WHAT YOU NEED TO DO
If a line in the listing below contains "pred", return that line.

RECORDS
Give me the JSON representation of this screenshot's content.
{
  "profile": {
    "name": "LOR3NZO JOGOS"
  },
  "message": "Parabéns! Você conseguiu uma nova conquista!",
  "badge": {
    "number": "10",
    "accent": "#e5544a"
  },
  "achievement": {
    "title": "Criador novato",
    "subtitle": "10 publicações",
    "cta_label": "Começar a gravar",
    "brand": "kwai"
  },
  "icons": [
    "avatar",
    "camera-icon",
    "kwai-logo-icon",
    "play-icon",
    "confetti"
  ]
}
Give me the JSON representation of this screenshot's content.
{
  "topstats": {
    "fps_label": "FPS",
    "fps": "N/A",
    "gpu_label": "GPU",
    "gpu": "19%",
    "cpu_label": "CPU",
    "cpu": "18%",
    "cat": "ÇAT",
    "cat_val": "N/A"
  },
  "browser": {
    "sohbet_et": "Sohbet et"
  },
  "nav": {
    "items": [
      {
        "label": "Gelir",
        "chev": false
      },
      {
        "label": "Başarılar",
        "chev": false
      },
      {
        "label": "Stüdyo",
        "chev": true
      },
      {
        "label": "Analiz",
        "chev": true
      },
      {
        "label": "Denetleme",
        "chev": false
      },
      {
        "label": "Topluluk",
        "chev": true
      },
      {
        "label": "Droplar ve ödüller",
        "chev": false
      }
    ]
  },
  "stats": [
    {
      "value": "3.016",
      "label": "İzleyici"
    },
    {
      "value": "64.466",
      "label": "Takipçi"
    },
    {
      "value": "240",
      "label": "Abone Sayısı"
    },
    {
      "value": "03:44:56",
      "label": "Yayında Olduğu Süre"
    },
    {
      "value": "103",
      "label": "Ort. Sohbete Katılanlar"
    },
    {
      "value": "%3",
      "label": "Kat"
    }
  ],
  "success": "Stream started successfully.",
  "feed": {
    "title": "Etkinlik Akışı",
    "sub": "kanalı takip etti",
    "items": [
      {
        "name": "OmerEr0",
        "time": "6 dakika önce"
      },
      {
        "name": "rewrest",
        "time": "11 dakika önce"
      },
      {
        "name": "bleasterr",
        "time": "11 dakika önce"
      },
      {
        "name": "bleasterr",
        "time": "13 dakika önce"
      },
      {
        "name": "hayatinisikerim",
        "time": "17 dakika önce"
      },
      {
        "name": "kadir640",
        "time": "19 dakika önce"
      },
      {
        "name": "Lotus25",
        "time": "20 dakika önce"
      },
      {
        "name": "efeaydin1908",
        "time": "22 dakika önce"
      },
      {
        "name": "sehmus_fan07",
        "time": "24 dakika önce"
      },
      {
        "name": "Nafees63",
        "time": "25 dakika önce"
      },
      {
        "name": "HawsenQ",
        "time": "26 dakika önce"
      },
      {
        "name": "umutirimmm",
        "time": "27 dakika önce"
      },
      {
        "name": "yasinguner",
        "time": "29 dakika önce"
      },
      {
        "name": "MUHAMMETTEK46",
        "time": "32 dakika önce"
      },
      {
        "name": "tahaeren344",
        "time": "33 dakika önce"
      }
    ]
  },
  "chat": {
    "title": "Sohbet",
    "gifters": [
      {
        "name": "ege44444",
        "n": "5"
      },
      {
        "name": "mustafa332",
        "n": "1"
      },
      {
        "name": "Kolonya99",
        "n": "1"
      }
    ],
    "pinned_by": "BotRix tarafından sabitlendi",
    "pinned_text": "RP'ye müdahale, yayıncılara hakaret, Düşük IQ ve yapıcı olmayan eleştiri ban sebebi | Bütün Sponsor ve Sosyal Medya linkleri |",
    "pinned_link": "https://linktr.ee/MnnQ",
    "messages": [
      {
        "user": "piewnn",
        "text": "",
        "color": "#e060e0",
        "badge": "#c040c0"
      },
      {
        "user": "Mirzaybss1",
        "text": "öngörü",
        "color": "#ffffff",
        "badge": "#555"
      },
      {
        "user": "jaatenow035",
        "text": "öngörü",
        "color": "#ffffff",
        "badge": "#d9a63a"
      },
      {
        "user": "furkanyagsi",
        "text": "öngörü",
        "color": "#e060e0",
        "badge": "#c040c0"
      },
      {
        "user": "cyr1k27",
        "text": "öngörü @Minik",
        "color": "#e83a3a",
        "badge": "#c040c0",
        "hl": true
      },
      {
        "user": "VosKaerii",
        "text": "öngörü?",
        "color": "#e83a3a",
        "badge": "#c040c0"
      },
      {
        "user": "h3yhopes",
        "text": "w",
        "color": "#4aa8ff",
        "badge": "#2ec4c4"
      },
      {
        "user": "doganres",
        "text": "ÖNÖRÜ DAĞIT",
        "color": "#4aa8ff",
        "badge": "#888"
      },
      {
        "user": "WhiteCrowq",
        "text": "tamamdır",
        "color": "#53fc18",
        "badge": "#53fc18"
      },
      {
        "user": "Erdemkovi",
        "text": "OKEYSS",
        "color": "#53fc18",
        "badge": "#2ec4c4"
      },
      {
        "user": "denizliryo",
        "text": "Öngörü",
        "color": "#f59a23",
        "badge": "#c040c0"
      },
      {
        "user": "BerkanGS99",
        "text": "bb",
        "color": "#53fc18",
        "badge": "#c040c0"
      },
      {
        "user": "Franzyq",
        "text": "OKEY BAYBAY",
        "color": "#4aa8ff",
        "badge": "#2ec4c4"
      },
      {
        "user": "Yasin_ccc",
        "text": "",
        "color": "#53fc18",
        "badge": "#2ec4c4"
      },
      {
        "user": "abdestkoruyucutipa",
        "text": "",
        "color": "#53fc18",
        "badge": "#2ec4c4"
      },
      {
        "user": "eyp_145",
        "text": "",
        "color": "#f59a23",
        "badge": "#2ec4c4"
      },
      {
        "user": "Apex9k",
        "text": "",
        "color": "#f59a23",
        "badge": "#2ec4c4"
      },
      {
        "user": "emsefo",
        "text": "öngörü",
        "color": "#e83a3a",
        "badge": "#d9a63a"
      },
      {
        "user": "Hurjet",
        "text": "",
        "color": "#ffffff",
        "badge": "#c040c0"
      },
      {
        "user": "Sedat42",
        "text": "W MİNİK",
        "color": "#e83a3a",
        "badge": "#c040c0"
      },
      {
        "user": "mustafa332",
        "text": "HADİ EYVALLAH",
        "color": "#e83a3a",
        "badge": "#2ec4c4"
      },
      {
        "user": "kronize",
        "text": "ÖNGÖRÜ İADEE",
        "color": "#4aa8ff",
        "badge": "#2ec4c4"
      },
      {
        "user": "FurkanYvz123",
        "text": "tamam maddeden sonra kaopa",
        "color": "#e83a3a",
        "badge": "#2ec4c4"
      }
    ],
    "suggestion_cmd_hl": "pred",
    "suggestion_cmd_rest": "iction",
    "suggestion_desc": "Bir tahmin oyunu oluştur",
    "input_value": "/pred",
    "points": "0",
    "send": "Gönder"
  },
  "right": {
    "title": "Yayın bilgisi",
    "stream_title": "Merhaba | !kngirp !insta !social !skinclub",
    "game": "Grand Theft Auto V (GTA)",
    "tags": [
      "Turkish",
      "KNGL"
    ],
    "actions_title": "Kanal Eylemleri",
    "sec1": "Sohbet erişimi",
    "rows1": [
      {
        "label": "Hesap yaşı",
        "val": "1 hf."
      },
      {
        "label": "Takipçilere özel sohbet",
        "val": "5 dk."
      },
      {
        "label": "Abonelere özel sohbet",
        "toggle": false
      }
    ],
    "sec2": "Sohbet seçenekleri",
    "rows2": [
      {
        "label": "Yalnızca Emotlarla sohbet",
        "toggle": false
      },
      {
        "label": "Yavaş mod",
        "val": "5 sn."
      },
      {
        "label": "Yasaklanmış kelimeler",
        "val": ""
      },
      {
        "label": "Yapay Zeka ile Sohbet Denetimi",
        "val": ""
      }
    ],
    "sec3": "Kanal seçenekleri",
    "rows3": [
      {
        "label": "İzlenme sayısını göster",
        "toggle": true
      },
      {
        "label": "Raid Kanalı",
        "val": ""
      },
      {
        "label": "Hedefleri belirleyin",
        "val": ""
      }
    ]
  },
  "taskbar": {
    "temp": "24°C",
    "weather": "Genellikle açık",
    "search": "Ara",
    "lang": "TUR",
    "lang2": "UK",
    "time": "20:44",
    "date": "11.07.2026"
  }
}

ANSWER TO THE EXERCISE
    "suggestion_cmd_hl": "pred",
    "input_value": "/pred",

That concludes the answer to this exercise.